Cited article

Significance of Bin Laden's Death Seen as More Symbolic Than Strategic
Settings

Settings

Typeface
Text size Smaller Larger
Search within

Search within this article

Look up

Look up a word

  • Dictionary
  • Thesaurus
Please submit a word or phrase above.
Print this page

Print this page

Why can't I print more than one page at a time?

While we understand printed pages are helpful to our users, this limitation is necessary to help protect our publishers' copyrighted material and prevent its unlawful distribution. We are sorry for any inconvenience.
Full screen

matching results for page

Cited passage

Style
Citations are available only to our active members.
Sign up now to cite pages or passages in MLA, APA and Chicago citation styles.

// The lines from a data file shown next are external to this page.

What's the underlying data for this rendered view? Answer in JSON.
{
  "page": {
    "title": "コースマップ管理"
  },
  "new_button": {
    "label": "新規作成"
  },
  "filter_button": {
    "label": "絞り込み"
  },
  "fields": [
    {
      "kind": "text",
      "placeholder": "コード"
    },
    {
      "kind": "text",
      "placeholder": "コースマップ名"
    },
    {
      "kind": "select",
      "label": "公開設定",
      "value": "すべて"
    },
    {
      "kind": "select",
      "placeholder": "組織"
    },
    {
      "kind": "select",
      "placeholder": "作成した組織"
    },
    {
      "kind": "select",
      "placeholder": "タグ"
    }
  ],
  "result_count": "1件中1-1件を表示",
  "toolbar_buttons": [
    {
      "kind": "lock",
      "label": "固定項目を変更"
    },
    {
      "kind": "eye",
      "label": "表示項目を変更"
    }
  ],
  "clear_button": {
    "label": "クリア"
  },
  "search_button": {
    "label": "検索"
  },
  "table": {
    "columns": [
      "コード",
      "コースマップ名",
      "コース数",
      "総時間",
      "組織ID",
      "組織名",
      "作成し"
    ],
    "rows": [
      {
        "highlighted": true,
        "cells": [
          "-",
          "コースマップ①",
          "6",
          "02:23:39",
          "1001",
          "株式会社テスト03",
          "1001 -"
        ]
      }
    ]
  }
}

"Portraying himself as an honest, ordinary person helped Lincoln identify with his audiences." (Einhorn, 1992, p. 25).

"Portraying himself as an honest, ordinary person helped Lincoln identify with his audiences." (Einhorn 25)

"Portraying himself as an honest, ordinary person helped Lincoln identify with his audiences."1

1. Lois J. Einhorn, Abraham Lincoln, the Orator: Penetrating the Lincoln Legend (Westport, CT: Greenwood Press, 1992), 25, http://www.questia.com/read/27419298.

Cited passage

Welcome to the new Questia Reader

The Questia Reader has been updated to provide you with an even better online reading experience.  It is now 100% Responsive, which means you can read our books and articles on any sized device you wish.  All of your favorite tools like notes, highlights, and citations are still here, but the way you select text has been updated to be easier to use, especially on touchscreen devices.  Here's how:

1. Click or tap the first word you want to select.
2. Click or tap the last word you want to select.

OK, got it!

Thanks for trying Questia!

Please continue trying out our research tools, but please note, full functionality is available only to our active members.

Your work will be lost once you leave this Web page.

For full access in an ad-free environment, sign up now for a FREE, 1-day trial.

Already a member? Log in now.